2013 Scion iQ EV Arrives – But Only for a Few
Published October 22, 2012
Toyota’s recent announcements regarding it’s electric vehicle [EV] program seem, at best, to be wishy-washy. This month, Toyota released the 2013 Toyota RAV4 EV, which features an electric drive-train co-developed with Tesla Motors. Toyota also announced plans for an EV version of the Scion iQ, an ultra-compact vehicle which only saw limited release here in the US.
It seemed like only weeks before news emerged that the Scion iQ EV [Toyota eQ in Japan], would not be released. True, the market for EVs is still developing, and the hardest thing to change isn’t technology, but the mind. The general driving public just isn’t ready to accept the EV into their lifestyle, at least here in the US.

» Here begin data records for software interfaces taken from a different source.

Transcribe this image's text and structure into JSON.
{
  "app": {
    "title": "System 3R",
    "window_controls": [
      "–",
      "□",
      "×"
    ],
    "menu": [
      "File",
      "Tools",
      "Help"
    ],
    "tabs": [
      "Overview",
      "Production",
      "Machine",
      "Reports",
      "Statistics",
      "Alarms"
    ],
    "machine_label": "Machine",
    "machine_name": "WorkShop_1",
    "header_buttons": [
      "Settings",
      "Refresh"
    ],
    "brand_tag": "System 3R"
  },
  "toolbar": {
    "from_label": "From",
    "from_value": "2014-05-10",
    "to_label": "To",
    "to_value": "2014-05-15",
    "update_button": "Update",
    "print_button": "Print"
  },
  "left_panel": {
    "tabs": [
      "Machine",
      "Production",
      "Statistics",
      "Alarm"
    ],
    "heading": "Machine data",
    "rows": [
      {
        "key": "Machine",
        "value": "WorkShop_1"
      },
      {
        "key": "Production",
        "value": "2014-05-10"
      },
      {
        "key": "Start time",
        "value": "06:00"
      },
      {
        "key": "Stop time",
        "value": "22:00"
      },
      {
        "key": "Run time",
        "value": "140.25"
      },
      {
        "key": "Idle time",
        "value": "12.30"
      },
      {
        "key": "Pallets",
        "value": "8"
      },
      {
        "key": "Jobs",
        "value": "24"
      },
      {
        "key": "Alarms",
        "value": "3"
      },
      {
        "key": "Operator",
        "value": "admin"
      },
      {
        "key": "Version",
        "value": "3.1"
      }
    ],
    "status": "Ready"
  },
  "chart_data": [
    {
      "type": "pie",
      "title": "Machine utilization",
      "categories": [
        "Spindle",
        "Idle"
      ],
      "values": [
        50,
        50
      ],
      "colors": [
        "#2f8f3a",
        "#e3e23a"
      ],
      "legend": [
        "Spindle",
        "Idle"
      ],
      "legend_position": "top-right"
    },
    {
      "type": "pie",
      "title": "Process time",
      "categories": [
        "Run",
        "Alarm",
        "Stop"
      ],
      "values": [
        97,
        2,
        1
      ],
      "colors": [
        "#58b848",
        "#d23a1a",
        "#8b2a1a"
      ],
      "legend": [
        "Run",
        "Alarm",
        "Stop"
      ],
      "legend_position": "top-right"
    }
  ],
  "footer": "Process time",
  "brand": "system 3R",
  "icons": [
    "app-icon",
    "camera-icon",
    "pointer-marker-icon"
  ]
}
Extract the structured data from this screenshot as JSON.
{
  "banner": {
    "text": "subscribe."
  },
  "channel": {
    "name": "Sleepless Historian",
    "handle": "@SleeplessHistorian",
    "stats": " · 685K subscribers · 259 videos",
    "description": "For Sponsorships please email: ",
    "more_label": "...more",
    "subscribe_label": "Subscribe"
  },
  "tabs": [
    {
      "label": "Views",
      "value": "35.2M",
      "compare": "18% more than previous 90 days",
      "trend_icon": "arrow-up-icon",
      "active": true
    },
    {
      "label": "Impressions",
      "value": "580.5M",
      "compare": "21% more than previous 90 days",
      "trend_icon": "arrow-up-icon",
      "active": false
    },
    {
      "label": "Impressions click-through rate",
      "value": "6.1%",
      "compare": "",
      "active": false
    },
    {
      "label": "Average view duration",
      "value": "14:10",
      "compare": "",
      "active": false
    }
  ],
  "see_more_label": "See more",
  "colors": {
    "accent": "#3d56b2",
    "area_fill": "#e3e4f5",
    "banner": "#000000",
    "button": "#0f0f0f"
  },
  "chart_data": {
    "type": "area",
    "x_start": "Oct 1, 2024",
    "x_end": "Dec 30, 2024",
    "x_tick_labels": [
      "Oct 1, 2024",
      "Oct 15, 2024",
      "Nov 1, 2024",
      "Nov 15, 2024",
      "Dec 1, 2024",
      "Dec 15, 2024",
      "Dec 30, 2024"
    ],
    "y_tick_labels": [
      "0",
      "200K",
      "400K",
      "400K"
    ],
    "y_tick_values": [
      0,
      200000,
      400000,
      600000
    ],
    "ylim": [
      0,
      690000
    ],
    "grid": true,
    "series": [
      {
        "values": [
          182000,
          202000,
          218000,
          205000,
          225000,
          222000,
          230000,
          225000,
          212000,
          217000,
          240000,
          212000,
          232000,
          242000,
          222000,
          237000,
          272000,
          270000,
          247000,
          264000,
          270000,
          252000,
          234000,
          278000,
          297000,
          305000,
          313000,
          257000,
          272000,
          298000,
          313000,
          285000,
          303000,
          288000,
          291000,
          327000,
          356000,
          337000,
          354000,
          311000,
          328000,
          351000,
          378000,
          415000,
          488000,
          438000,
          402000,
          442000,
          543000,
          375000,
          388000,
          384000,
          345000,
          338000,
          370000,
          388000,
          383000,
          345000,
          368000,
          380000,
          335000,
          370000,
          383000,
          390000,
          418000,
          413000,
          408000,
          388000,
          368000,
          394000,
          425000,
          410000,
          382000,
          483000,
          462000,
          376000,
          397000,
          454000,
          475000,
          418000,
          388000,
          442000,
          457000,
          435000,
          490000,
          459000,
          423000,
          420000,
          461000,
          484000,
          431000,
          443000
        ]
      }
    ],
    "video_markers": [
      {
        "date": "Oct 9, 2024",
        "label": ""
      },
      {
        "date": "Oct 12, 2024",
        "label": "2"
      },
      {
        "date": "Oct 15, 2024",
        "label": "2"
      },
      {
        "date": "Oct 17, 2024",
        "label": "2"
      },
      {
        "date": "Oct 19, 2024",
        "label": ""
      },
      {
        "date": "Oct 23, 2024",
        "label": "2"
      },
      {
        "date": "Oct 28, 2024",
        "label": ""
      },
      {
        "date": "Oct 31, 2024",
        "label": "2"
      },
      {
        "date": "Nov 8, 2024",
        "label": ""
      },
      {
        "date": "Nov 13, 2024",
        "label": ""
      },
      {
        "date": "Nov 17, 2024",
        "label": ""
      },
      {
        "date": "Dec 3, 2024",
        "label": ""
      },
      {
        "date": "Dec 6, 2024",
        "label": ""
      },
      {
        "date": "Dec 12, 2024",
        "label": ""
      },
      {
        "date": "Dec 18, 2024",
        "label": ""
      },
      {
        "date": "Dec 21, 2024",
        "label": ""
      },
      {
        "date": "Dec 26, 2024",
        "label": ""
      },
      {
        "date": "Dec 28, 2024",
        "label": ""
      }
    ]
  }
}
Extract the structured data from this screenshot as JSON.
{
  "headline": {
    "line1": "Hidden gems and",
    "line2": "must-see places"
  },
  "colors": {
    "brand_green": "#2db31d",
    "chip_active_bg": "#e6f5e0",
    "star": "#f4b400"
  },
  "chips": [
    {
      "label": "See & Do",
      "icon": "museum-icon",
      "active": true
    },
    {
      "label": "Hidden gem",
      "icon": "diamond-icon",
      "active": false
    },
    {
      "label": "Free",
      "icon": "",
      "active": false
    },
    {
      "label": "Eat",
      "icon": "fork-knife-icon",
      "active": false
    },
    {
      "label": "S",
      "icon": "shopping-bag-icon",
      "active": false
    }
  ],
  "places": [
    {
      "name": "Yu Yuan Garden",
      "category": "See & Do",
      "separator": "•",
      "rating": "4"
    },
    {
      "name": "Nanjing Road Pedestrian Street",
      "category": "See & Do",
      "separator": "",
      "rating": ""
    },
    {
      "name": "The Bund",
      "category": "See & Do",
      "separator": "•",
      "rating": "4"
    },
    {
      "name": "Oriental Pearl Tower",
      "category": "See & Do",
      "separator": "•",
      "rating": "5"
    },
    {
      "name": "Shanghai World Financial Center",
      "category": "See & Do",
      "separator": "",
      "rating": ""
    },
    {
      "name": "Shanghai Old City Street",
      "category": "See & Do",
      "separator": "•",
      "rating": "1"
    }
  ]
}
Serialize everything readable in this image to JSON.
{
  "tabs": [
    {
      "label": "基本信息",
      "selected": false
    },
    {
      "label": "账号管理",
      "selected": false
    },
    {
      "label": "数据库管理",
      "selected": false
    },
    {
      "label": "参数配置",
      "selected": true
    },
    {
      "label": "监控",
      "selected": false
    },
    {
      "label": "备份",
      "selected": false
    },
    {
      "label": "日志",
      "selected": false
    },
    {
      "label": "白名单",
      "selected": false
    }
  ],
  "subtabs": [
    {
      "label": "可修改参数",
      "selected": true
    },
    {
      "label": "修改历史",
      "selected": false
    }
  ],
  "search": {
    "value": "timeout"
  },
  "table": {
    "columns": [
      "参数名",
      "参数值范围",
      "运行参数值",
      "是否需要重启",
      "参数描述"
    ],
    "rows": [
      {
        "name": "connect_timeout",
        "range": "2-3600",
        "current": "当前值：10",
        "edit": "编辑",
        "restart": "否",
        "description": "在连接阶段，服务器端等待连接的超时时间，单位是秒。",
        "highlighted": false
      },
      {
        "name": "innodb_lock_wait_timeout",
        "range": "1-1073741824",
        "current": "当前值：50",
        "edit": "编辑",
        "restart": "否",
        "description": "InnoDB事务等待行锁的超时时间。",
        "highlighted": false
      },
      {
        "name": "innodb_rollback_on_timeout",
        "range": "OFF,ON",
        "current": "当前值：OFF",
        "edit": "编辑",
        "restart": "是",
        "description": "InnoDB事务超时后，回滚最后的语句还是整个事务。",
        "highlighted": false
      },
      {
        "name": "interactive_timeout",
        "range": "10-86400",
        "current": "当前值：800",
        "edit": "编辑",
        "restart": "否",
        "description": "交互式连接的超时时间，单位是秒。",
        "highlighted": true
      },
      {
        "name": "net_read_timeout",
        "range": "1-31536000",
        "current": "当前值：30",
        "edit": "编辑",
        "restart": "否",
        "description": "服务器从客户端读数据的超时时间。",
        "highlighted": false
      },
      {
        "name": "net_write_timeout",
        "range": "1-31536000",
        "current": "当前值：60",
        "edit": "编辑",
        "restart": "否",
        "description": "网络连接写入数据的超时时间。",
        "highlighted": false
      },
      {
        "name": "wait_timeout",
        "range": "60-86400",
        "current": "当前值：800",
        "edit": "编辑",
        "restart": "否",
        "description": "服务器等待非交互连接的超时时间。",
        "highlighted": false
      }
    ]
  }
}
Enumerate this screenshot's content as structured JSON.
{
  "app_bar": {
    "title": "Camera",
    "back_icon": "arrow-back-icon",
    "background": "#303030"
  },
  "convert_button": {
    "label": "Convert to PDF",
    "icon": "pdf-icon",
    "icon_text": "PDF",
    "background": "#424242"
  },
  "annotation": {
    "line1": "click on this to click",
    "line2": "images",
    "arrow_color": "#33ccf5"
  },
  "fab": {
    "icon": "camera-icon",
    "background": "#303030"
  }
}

The 2013 Scion iQ EV’s 47 kW motor and 12kWh lithium-ion battery pack has about 50 miles estimated range, and takes three hours to fully charge on an L2-240V charging system. The iQ development team focused mainly on power conservation, including compact and lightweight body design, power-saving electronics, as well as regenerative braking.
Despite conflicting reports that Toyota would, or would not, continue its EV program, Toyota confirmed that the Scion iQ EV would indeed see a limited release in the US. Production started at Toyota’s Takaoka Plant in Toyota City, in September 2012. Toyota, for now, seems content to run EV pilot programs: “Approximately 90 iQ EVs will be available for fleet and car-sharing applications,” said Chris Hostetter, Toyota Motor Sales group vice president of strategic planning.
“Up to now, cost and convenience issues have limited BEV’s appeal with a broad consumer market. Toyota developed the iQ EV specifically as a city commuter, for use in an urban environment, where driving distances are likely to be short, charging opportunities numerous, and its compact proportions beneficial,” continued Hostetter.
I’m not certain why the driving public just can’t get their heads out of the cloud of greenhouse gases long enough to realize that we need this kind of technology on the roads. EVs could be the cleanest vehicles on the road, but unless they go mainstream, we’ll never realize the benefits. EVs can be cool, and they can be economical. Technology will assure the economical part, but only a serious attitude adjustment will make them cool enough to drive en masse.
Categories: Production Cars